In a September essay at The Comics Cube, Duy wrote, “A lot of comics fans - myself included - would name Dick Grayson as one of their all-time favorite characters. . . . But then if you ask people to name an all-time great Nightwing story, you’d be hard-pressed to get straight answers.”
Duy suggests that Nightwing is just too well adjusted and anchored to create opportunities for great solo tales:
Dick Grayson was the coolest guy in the DC Universe. He was the best big brother you never had. And he was so with it, so together, that there was nothing wrong with him at all. And that was the problem. . . .By which Duy means the pre-1960s, no-faults, catch-the-villain-in-one-issue hero. That would indeed mean little angst, suffering, or frustration. (Which brings up the question: are those elements necessary for a “great” modern superhero story?)

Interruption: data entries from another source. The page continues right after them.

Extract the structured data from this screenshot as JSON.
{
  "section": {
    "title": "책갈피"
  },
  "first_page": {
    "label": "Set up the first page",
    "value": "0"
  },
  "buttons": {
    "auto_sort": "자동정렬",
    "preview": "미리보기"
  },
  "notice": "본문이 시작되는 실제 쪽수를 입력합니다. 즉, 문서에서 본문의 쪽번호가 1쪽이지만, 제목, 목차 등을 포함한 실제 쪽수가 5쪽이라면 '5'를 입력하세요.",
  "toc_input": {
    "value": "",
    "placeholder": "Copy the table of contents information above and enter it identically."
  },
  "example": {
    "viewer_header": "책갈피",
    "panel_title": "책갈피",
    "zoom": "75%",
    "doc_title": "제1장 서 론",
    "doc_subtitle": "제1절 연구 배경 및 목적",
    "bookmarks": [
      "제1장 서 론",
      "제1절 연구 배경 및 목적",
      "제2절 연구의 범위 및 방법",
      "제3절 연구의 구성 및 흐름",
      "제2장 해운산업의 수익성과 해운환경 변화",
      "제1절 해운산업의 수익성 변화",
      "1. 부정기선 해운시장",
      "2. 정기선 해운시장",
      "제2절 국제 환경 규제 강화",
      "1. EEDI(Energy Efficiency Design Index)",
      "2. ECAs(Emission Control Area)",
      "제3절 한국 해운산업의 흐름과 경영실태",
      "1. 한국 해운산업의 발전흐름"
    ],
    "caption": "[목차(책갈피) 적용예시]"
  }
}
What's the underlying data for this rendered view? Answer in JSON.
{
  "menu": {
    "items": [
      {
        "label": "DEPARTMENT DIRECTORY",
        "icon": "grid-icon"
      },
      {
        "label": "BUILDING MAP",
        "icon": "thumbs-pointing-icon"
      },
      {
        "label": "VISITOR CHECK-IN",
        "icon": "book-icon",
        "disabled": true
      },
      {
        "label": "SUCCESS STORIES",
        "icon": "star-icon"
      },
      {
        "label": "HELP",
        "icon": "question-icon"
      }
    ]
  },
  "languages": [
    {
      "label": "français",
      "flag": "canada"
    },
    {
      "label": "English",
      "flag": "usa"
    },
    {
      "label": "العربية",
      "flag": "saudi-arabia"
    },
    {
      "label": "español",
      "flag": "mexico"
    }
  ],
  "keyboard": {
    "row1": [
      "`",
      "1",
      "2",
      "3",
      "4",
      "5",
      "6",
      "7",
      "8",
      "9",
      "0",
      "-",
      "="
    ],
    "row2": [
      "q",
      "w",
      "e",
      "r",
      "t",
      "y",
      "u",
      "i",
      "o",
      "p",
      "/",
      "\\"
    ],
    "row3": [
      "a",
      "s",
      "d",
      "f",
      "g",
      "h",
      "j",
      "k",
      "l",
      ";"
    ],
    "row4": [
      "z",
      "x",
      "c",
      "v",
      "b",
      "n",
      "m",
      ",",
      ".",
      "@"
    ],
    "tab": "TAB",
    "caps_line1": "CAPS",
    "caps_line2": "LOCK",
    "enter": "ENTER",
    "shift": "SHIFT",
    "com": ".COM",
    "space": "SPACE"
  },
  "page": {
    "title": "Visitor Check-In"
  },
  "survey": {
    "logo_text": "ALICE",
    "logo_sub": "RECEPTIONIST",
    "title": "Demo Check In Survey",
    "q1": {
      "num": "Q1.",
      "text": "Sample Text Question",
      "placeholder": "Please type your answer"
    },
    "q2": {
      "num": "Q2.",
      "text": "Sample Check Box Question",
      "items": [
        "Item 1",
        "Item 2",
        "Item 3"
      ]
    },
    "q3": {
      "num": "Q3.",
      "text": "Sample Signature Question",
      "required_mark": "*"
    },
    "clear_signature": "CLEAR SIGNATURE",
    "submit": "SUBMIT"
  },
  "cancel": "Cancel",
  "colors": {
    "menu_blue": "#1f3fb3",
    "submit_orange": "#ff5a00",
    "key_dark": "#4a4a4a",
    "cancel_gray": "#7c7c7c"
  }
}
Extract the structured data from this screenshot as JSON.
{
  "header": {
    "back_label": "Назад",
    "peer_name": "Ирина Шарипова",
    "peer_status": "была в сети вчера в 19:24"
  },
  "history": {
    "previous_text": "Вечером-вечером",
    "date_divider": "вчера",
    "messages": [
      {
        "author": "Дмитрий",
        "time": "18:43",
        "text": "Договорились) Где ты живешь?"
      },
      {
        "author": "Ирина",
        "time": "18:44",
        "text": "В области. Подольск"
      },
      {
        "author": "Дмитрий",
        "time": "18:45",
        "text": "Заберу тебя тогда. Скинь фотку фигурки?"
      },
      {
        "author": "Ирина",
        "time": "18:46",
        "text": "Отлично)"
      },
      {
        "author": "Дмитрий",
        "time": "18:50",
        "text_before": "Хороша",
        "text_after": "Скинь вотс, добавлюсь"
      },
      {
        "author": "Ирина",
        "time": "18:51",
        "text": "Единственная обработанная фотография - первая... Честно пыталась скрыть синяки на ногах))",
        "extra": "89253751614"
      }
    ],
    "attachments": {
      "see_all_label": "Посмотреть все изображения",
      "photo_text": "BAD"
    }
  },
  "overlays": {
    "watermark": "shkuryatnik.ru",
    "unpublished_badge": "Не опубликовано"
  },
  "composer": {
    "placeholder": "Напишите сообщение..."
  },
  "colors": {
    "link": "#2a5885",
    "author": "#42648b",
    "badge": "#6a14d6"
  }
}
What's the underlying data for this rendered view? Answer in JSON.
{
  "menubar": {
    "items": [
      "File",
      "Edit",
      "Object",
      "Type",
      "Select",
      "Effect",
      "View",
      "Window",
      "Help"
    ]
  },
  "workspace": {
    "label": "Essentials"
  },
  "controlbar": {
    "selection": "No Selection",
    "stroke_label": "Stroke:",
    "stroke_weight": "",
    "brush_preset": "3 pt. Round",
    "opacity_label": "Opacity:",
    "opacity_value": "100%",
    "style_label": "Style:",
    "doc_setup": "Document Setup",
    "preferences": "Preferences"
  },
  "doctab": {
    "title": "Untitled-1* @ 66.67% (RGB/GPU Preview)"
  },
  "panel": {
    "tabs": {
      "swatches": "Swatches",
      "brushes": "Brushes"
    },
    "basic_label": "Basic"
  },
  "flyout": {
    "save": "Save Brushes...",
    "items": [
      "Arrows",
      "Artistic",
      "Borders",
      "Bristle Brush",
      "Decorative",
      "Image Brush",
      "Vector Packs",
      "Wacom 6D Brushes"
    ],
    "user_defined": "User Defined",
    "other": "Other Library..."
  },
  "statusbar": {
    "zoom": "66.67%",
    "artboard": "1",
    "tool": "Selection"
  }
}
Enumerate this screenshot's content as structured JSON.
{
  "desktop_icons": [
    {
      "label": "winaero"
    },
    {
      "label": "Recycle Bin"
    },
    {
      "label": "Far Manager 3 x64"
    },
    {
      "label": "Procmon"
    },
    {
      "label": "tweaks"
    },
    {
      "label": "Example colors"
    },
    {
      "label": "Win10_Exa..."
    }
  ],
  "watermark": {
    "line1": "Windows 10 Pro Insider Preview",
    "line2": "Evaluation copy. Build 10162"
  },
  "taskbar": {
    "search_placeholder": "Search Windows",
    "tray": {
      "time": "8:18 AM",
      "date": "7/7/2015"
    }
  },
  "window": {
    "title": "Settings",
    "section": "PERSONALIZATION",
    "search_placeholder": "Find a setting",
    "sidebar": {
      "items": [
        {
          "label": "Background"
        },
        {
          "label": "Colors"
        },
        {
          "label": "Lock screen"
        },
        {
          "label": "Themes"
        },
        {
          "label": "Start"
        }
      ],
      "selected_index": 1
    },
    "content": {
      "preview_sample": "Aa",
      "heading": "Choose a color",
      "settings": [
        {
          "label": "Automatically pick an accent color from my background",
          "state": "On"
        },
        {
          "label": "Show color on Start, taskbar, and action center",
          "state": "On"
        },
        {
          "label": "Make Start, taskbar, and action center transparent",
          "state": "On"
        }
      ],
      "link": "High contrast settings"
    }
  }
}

The uncertainty that came with being Robin and the utter detachment and awesomeness (in the purest sense of the word) that came with being Batman wasn’t his. He could look Superman straight in the eye and tell him the real score. And because of the way the DC Universe worked, he couldn’t be put through the wringer like Daredevil has continually been. If you hurt Dick, Batman will come. If you take away his home, his money can buy him a new one. You can’t kill his supporting cast - they haven’t been around long enough for you to form an attachment to them. You can’t introduce things from his deep and dark past, because we’ve already seen his past. He was Robin. We’ve read and seen his adventures. So you can’t mine that.
What’s left when you’ve got an ultraconfident guy with no hang-ups with extraordinary abilities fighting crime? You’ve got, and I hate to say this, a generic superhero.
Duy’s suggestion for making the Nightwing magazine work starts with on “his greatest personality strength, which is his ability to lead and command respect from the entire DC Universe.”
But that of course leads to another, perhaps more powerful answer to why naming great Nightwing solo adventures is tough: because he appears in great stories with other characters. Created as a sidekick, Dick Grayson was defined from the start through his link to another hero; most other comics crime-fighters started as the only hero in their worlds. As Nightwing, Dick remains one of the most important characters in the Batman ensemble. And the character came into his own in a team magazine, The New Teen Titans.
Thus, for respected and beloved stories featuring Nightwing, we can start with The Judas Contract, the story by Marv Wolfman and George Pérez in which Dick takes that crime-fighting identity. That’s #13 in Brian Cronin’s November 2009 fan poll about favorite comics storylines, and on io9’s list of 75 DC Comics volumes every rich fan should own.